A small cable TV provider in the Northwest Territories decided to shame its non-paying customers by outing them on Facebook. The result has been public outrage — and a take-down request Canada’s privacy commissioner.
Senga Service Cable TV, in Fort Nelson, N.W.T., reportedly posted the names of 25 customers who were delinquent in paying their bills, along with the amounts owed, which ranged from $94.25 to $1,406.80, according to a report at the CBC.
The posting was screencapped by the NextShark blog:
That list of names is now offline, thanks to the office of Canada’s privacy commissioner, which contacted the cable company after CBC alerted the office to the controversy.
But Facebook posters have instead taken to posting about the issue underneath an earlier Facebook post on the company’s page.
Senga Services initially defended the move as legal, and argued it was working.
“We always got excuses from everybody,” Senga employee Jennifer Simons told CBC. “Promissory notes and everything, and it never arrives.

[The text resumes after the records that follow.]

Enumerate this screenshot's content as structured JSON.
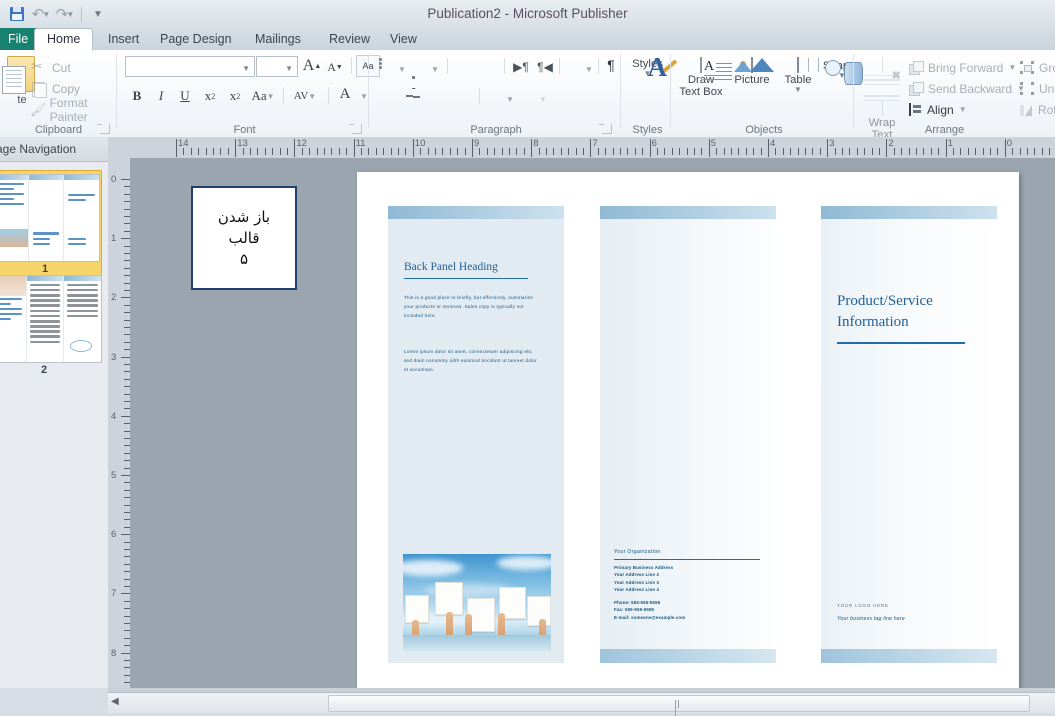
{
  "window": {
    "title": "Publication2  -  Microsoft Publisher"
  },
  "quick_access": {
    "save": "Save",
    "undo": "Undo",
    "redo": "Redo",
    "customize": "Customize Quick Access Toolbar"
  },
  "tabs": [
    {
      "label": "File",
      "active": false
    },
    {
      "label": "Home",
      "active": true
    },
    {
      "label": "Insert",
      "active": false
    },
    {
      "label": "Page Design",
      "active": false
    },
    {
      "label": "Mailings",
      "active": false
    },
    {
      "label": "Review",
      "active": false
    },
    {
      "label": "View",
      "active": false
    }
  ],
  "ribbon": {
    "clipboard": {
      "label": "Clipboard",
      "paste": "te",
      "cut": "Cut",
      "copy": "Copy",
      "format_painter": "Format Painter"
    },
    "font": {
      "label": "Font",
      "font_name_value": "",
      "font_size_value": "",
      "grow_font": "A",
      "shrink_font": "A",
      "clear_formatting": "Aa",
      "bold": "B",
      "italic": "I",
      "underline": "U",
      "subscript": "x",
      "subscript_sub": "2",
      "superscript": "x",
      "superscript_sup": "2",
      "change_case": "Aa",
      "character_spacing": "AV",
      "font_color": "A"
    },
    "paragraph": {
      "label": "Paragraph",
      "show_marks": "¶"
    },
    "styles": {
      "label": "Styles",
      "button": "Styles"
    },
    "objects": {
      "label": "Objects",
      "draw_text_box_line1": "Draw",
      "draw_text_box_line2": "Text Box",
      "picture": "Picture",
      "table": "Table",
      "shapes": "Shapes"
    },
    "arrange": {
      "label": "Arrange",
      "wrap_text_line1": "Wrap",
      "wrap_text_line2": "Text",
      "bring_forward": "Bring Forward",
      "send_backward": "Send Backward",
      "align": "Align",
      "group": "Gro",
      "ungroup": "Ung",
      "rotate": "Rot"
    }
  },
  "navigation": {
    "title": "Page Navigation",
    "collapse": "❮",
    "pages": [
      {
        "number": "1",
        "selected": true
      },
      {
        "number": "2",
        "selected": false
      }
    ]
  },
  "rulers": {
    "horizontal": [
      "14",
      "13",
      "12",
      "11",
      "10",
      "9",
      "8",
      "7",
      "6",
      "5",
      "4",
      "3",
      "2",
      "1",
      "0"
    ],
    "vertical": [
      "0",
      "1",
      "2",
      "3",
      "4",
      "5",
      "6",
      "7",
      "8"
    ]
  },
  "annotation": {
    "line1": "باز شدن",
    "line2": "قالب",
    "line3": "۵"
  },
  "publication": {
    "back_panel": {
      "heading": "Back Panel Heading",
      "paragraph1": "This is a good place to briefly, but effectively, summarize your products or services. Sales copy is typically not included here.",
      "paragraph2": "Lorem ipsum dolor sit amet, consectetuer adipiscing elit, sed diam nonummy nibh euismod tincidunt ut laoreet dolor et accumsan."
    },
    "middle_panel": {
      "organization": "Your Organization",
      "address": [
        "Primary Business Address",
        "Your Address Line 2",
        "Your Address Line 3",
        "Your Address Line 4"
      ],
      "contact": [
        "Phone: 555-555-5555",
        "Fax: 555-555-5555",
        "E-mail: someone@example.com"
      ]
    },
    "front_panel": {
      "heading_line1": "Product/Service",
      "heading_line2": "Information",
      "logo": "YOUR LOGO HERE",
      "tagline": "Your business tag line here"
    }
  },
  "colors": {
    "accent_blue": "#1f6ea8",
    "heading_blue": "#1f5f94",
    "panel_fill": "#e3ebf2",
    "file_tab_green": "#18816f",
    "selection_gold": "#f6d66a"
  }
}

So we found the most effective way is to publicly post the names.”
But the privacy commissioner’s office says Senga agreed to take down the list after it contacted them about the matter.
Canada’s privacy law “allows organizations to use or disclose people’s personal information only for the purpose for which they gave consent,” an office spokesperson said.